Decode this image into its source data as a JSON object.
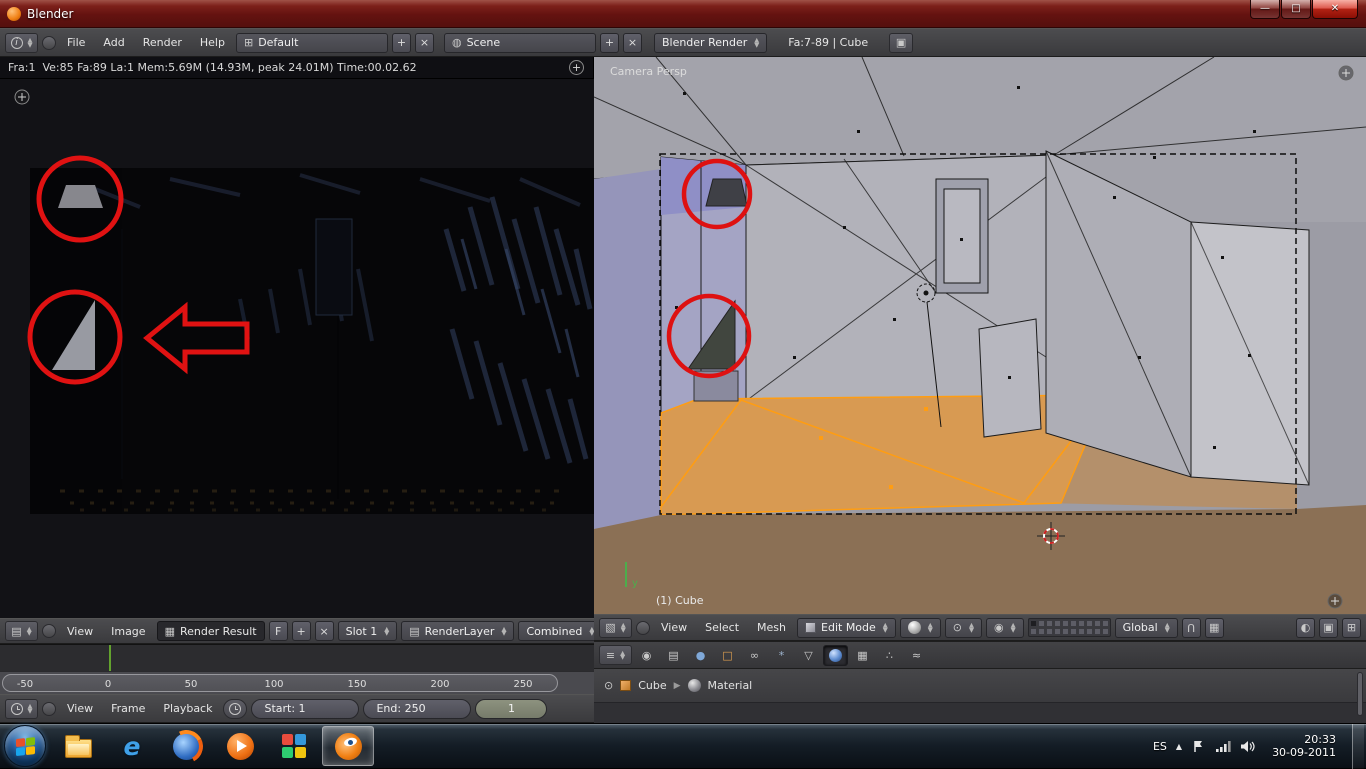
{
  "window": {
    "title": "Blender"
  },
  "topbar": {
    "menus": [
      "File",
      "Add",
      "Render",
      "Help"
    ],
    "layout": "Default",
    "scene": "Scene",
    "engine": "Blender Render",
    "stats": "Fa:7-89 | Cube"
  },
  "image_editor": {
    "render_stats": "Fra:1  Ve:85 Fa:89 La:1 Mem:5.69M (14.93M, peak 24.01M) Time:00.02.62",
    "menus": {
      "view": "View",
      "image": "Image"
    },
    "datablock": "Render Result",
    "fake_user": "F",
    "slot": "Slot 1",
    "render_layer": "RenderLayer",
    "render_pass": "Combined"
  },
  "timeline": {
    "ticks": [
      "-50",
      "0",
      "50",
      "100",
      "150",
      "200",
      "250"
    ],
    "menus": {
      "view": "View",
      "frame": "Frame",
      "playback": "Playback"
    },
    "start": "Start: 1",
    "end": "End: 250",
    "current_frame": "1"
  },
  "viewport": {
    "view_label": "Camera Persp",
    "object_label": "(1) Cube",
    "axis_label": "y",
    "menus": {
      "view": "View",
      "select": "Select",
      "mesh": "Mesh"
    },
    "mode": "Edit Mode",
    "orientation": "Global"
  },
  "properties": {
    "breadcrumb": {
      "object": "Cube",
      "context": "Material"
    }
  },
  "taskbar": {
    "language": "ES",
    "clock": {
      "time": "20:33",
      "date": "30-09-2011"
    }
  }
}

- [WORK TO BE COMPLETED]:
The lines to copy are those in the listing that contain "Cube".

- [ANSWER SPACE]:
    "stats": "Fa:7-89 | Cube"
    "object_label": "(1) Cube",
      "object": "Cube",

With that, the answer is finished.